"Gifts From the Ancestors: Ancient Ivories of Bering Strait," a major exhibition that brings to light the artistry and life practices of the hunters who worked across two millennia in what are now the American and Russian sides of the Bering Strait, opens Saturday, Oct. 3, at the Princeton University Art Museum.

Carving of face

This carving of a human head is believed to come from the Punuk or Thule culture.

The exhibition features nearly 200 of the finest works of walrus ivory carving drawn from the museum's own holdings along with loans from more than 20 public and private collections around the globe, including rare examples from recent Russian excavations at Ekven, Chukotka, which will be exhibited for the first time in North America. In addition, works by award-winning contemporary artist and St. Lawrence Islander Susie Silook and master carvers Sergei Tegryl'kut and Mikhail Leyviteu from Chukotka will be presented to bridge past and present and reveal how today's ivory artists continue to be inspired by ancient forms and motifs and the millennia-old relationships among people, animals and the environment.

"The extraordinary works of art on view in this exhibition are unlike the work of any other of the world's cultures," said Museum Director James Steward. "They demand our close attention in their gentle, detailed beauty. Even as our focus here is primarily aesthetic and sociological, these survivals from the ancient past have a shocking timeliness as we increasingly think about how such indigenous artistic practices can survive the onslaught of climate change."

The appearance of small, exquisitely carved ivories in the Bering Strait region marks an extraordinary florescence in the art and culture of North America.
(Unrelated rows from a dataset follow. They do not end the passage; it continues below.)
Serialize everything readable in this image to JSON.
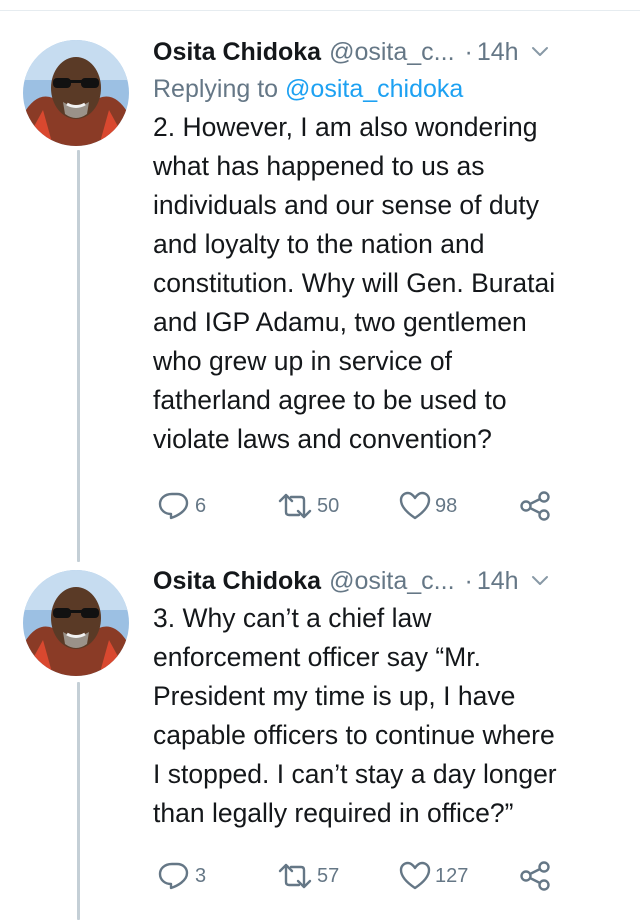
{
  "tweets": [
    {
      "name": "Osita Chidoka",
      "handle": "@osita_c...",
      "dot": "·",
      "time": "14h",
      "reply_prefix": "Replying to",
      "reply_handle": "@osita_chidoka",
      "text": "2. However, I am also wondering\nwhat has happened to us as\nindividuals and our sense of duty\nand loyalty to the nation and\nconstitution. Why will Gen. Buratai\nand IGP Adamu, two gentlemen\nwho grew up in service of\nfatherland agree to be used to\nviolate laws and convention?",
      "replies": "6",
      "retweets": "50",
      "likes": "98"
    },
    {
      "name": "Osita Chidoka",
      "handle": "@osita_c...",
      "dot": "·",
      "time": "14h",
      "text": "3. Why can’t a chief law\nenforcement officer say “Mr.\nPresident my time is up, I have\ncapable officers to continue where\nI stopped. I can’t stay a day longer\nthan legally required in office?”",
      "replies": "3",
      "retweets": "57",
      "likes": "127"
    }
  ],
  "icons": {
    "reply": "reply-icon",
    "retweet": "retweet-icon",
    "like": "heart-icon",
    "share": "share-icon",
    "menu": "chevron-down-icon"
  },
  "colors": {
    "name": "#14171a",
    "secondary": "#657786",
    "link": "#1da1f2",
    "thread_line": "#c4cfd6"
  }
}
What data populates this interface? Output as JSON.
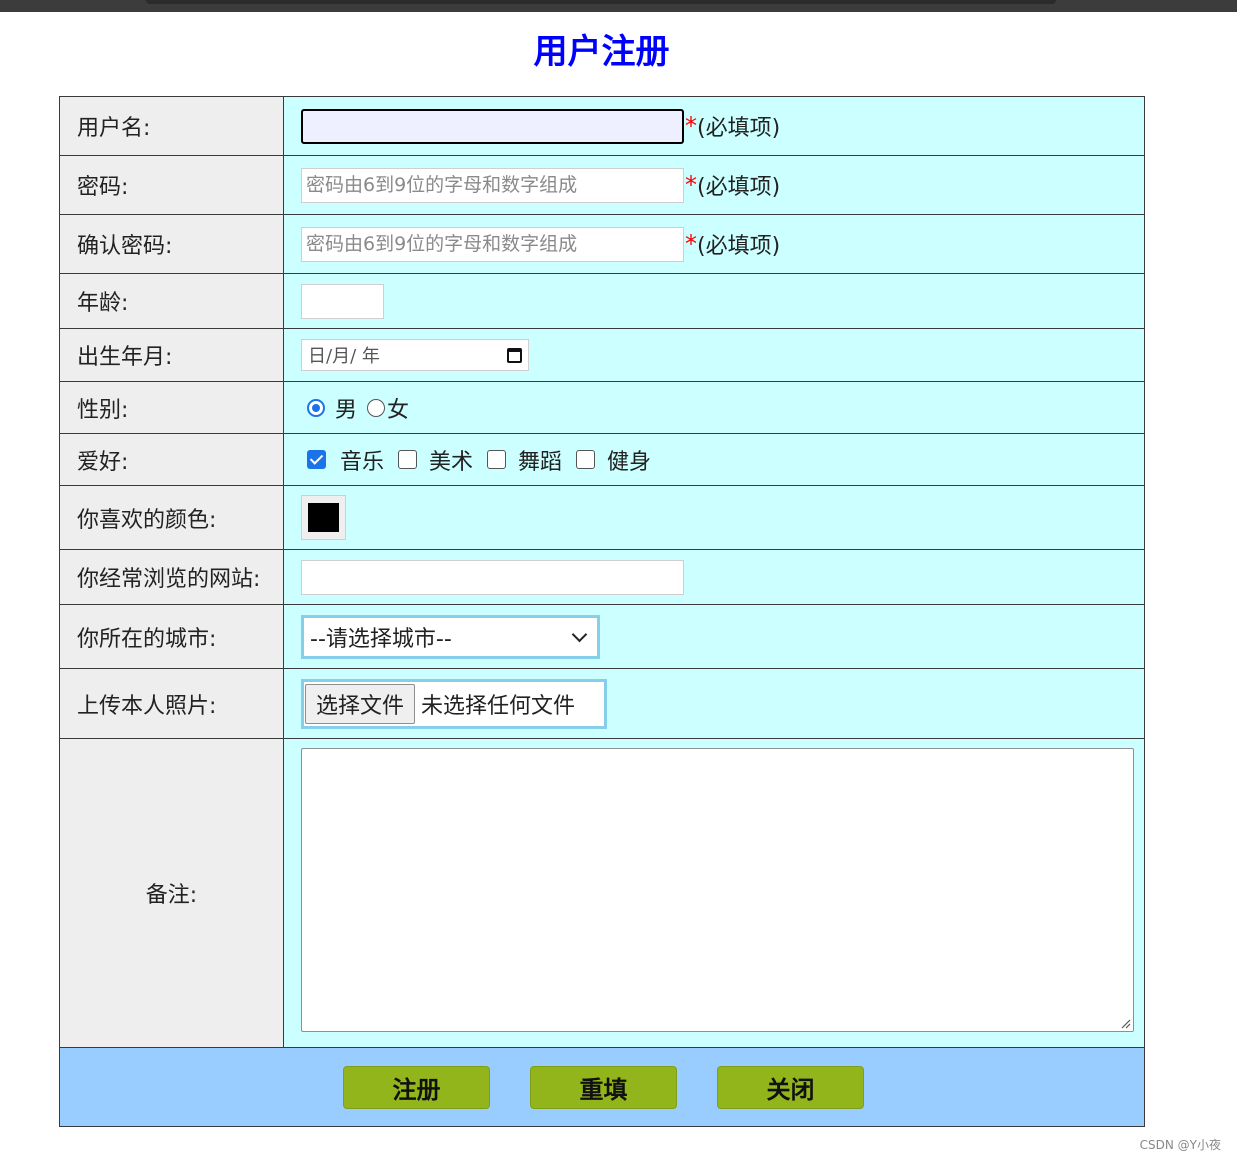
{
  "page": {
    "title": "用户注册"
  },
  "required_hint": "(必填项)",
  "fields": {
    "username": {
      "label": "用户名:",
      "value": ""
    },
    "password": {
      "label": "密码:",
      "placeholder": "密码由6到9位的字母和数字组成"
    },
    "confirm_password": {
      "label": "确认密码:",
      "placeholder": "密码由6到9位的字母和数字组成"
    },
    "age": {
      "label": "年龄:",
      "value": ""
    },
    "birth": {
      "label": "出生年月:",
      "display": "日/月/ 年"
    },
    "gender": {
      "label": "性别:",
      "options": [
        "男",
        "女"
      ],
      "selected": "男"
    },
    "hobbies": {
      "label": "爱好:",
      "options": [
        "音乐",
        "美术",
        "舞蹈",
        "健身"
      ],
      "checked": [
        "音乐"
      ]
    },
    "color": {
      "label": "你喜欢的颜色:",
      "value": "#000000"
    },
    "website": {
      "label": "你经常浏览的网站:",
      "value": ""
    },
    "city": {
      "label": "你所在的城市:",
      "selected": "--请选择城市--"
    },
    "photo": {
      "label": "上传本人照片:",
      "button": "选择文件",
      "status": "未选择任何文件"
    },
    "notes": {
      "label": "备注:",
      "value": ""
    }
  },
  "actions": {
    "register": "注册",
    "reset": "重填",
    "close": "关闭"
  },
  "watermark": "CSDN @Y小夜",
  "colors": {
    "title": "#0000ff",
    "label_bg": "#eeeeee",
    "value_bg": "#ccffff",
    "footer_bg": "#99ccff",
    "button_bg": "#92b51b",
    "required": "#ff0000"
  }
}
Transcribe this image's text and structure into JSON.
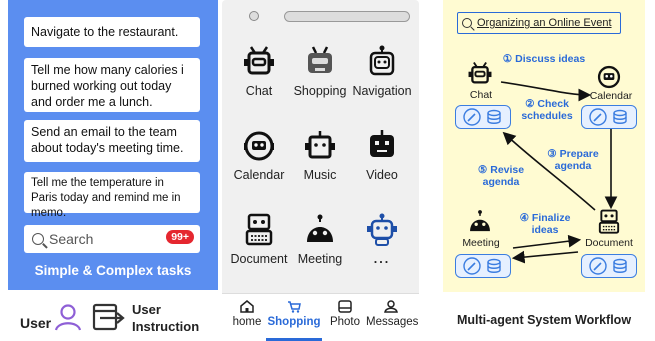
{
  "panel1": {
    "tasks": [
      "Navigate to the restaurant.",
      "Tell me how many calories i burned working out today and order me a lunch.",
      "Send an email to the team about today's meeting time.",
      "Tell me the temperature in Paris today and remind me in memo."
    ],
    "search_placeholder": "Search",
    "badge": "99+",
    "title": "Simple & Complex tasks",
    "legend_user": "User",
    "legend_instruction_line1": "User",
    "legend_instruction_line2": "Instruction"
  },
  "panel2": {
    "apps": [
      "Chat",
      "Shopping",
      "Navigation",
      "Calendar",
      "Music",
      "Video",
      "Document",
      "Meeting",
      "..."
    ],
    "nav": [
      "home",
      "Shopping",
      "Photo",
      "Messages"
    ],
    "active_nav": "Shopping",
    "accent": "#2a6ad8"
  },
  "panel3": {
    "query": "Organizing an Online Event",
    "steps": [
      {
        "num": "①",
        "text": "Discuss ideas"
      },
      {
        "num": "②",
        "text": "Check schedules"
      },
      {
        "num": "③",
        "text": "Prepare agenda"
      },
      {
        "num": "④",
        "text": "Finalize ideas"
      },
      {
        "num": "⑤",
        "text": "Revise agenda"
      }
    ],
    "agents": [
      "Chat",
      "Calendar",
      "Meeting",
      "Document"
    ],
    "title": "Multi-agent System Workflow",
    "background": "#fffbd2",
    "accent": "#2a6ad8"
  }
}
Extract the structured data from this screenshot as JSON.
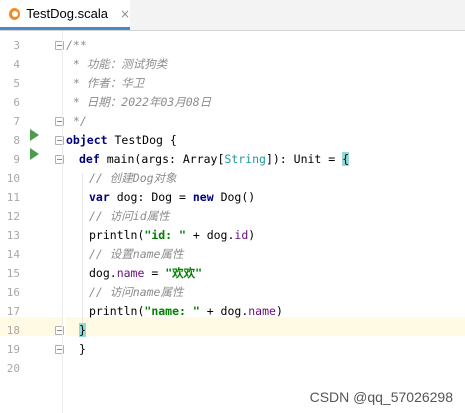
{
  "tab": {
    "label": "TestDog.scala",
    "close": "×",
    "icon": "scala-file-icon"
  },
  "line_numbers": [
    "3",
    "4",
    "5",
    "6",
    "7",
    "8",
    "9",
    "10",
    "11",
    "12",
    "13",
    "14",
    "15",
    "16",
    "17",
    "18",
    "19",
    "20"
  ],
  "code": {
    "l3": "/**",
    "l4": " * 功能：测试狗类",
    "l5": " * 作者：华卫",
    "l6": " * 日期：2022年03月08日",
    "l7": " */",
    "l8_kw": "object",
    "l8_rest": " TestDog {",
    "l9_kw": "def",
    "l9_a": " main(args: Array[",
    "l9_type": "String",
    "l9_b": "]): Unit = ",
    "l9_brace": "{",
    "l10": "// 创建Dog对象",
    "l11_kw1": "var",
    "l11_a": " dog: Dog = ",
    "l11_kw2": "new",
    "l11_b": " Dog()",
    "l12": "// 访问id属性",
    "l13_a": "println(",
    "l13_str": "\"id: \"",
    "l13_b": " + dog.",
    "l13_field": "id",
    "l13_c": ")",
    "l14": "// 设置name属性",
    "l15_a": "dog.",
    "l15_field": "name",
    "l15_b": " = ",
    "l15_str": "\"欢欢\"",
    "l16": "// 访问name属性",
    "l17_a": "println(",
    "l17_str": "\"name: \"",
    "l17_b": " + dog.",
    "l17_field": "name",
    "l17_c": ")",
    "l18": "}",
    "l19": "}"
  },
  "watermark": "CSDN @qq_57026298",
  "colors": {
    "keyword": "#000080",
    "string": "#008000",
    "comment": "#8c8c8c",
    "type": "#20999d",
    "field": "#660e7a",
    "current_line": "#fffae3",
    "run_icon": "#4e9a4e"
  }
}
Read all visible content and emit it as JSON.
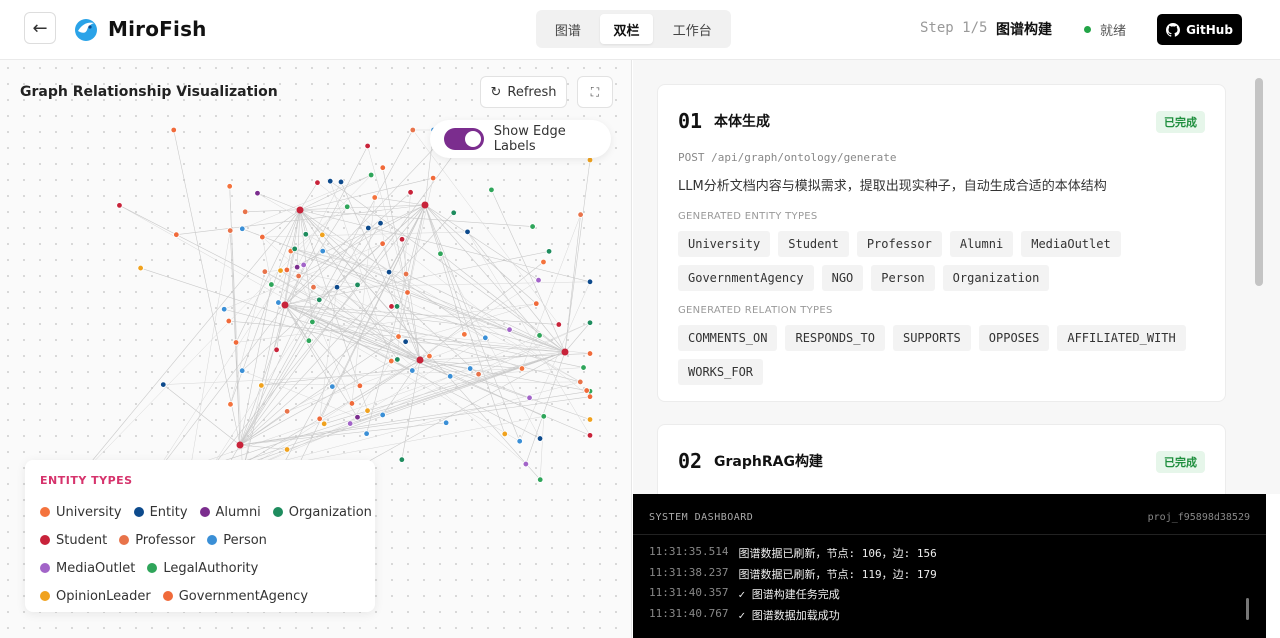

The discovery in the 1930s and 1940s of superb carvings of animals, mythical beasts, shape-shifting creatures, masks and human figurines astounded scholars and excited collectors. Nevertheless, the remarkable objects that belong to this world of hunting-related art remain largely unknown.

Harpoon socket

This harpoon socket piece, carved as a predator, is believed to be from St. Lawrence Island in the Bering Sea, just south of the Bering Strait.

"Bering Sea Eskimo sculpture and engraved arts, like the art of Late Paleolithic peoples, illustrate the capacity for Arctic hunting cultures to produce works of art as rich in spiritual content as they are in technological complexity and aesthetic beauty," said William Fitzhugh, curator of North American archaeology and director of the Arctic Studies Center at the Smithsonian Institution, who is serving as guest co-curator of the exhibition. "Through these ornamented harpoons and hunting implements, we begin to understand the connections between art, technology and spiritual beliefs that have been central to the lives of hunting peoples for thousands of years."

Archaeologists have spent nearly a century examining artifacts excavated from frozen sites and cemeteries along the shores of the Chukchi and Bering Seas, where inhabitants of shared Eurasian and North American heritage have resided for more than 2,000 years. The artifacts include hunting implements, tools, ornaments, ritual objects and figures in human and animal form.

Harpoon counterweight

Above: A harpoon counterweight, on loan from a private collection in New York, demonstrates the connection between art and technology. Below: These human figures range in height from 1.5 to 2.2 inches.

The exhibition, related catalog and website explore the historical, cultural and archaeological significance of the ivories as well as the more recent social issues surrounding these objects from myriad perspectives, including those of indigenous communities.

The exhibition is on view through Sunday, Jan. 10. The museum is open from 10 a.m. to 5 p.m. Tuesday, Wednesday, Friday and Saturday; 10 a.m. to 10 p.m. Thursday; and 1 to 5 p.m. Sunday.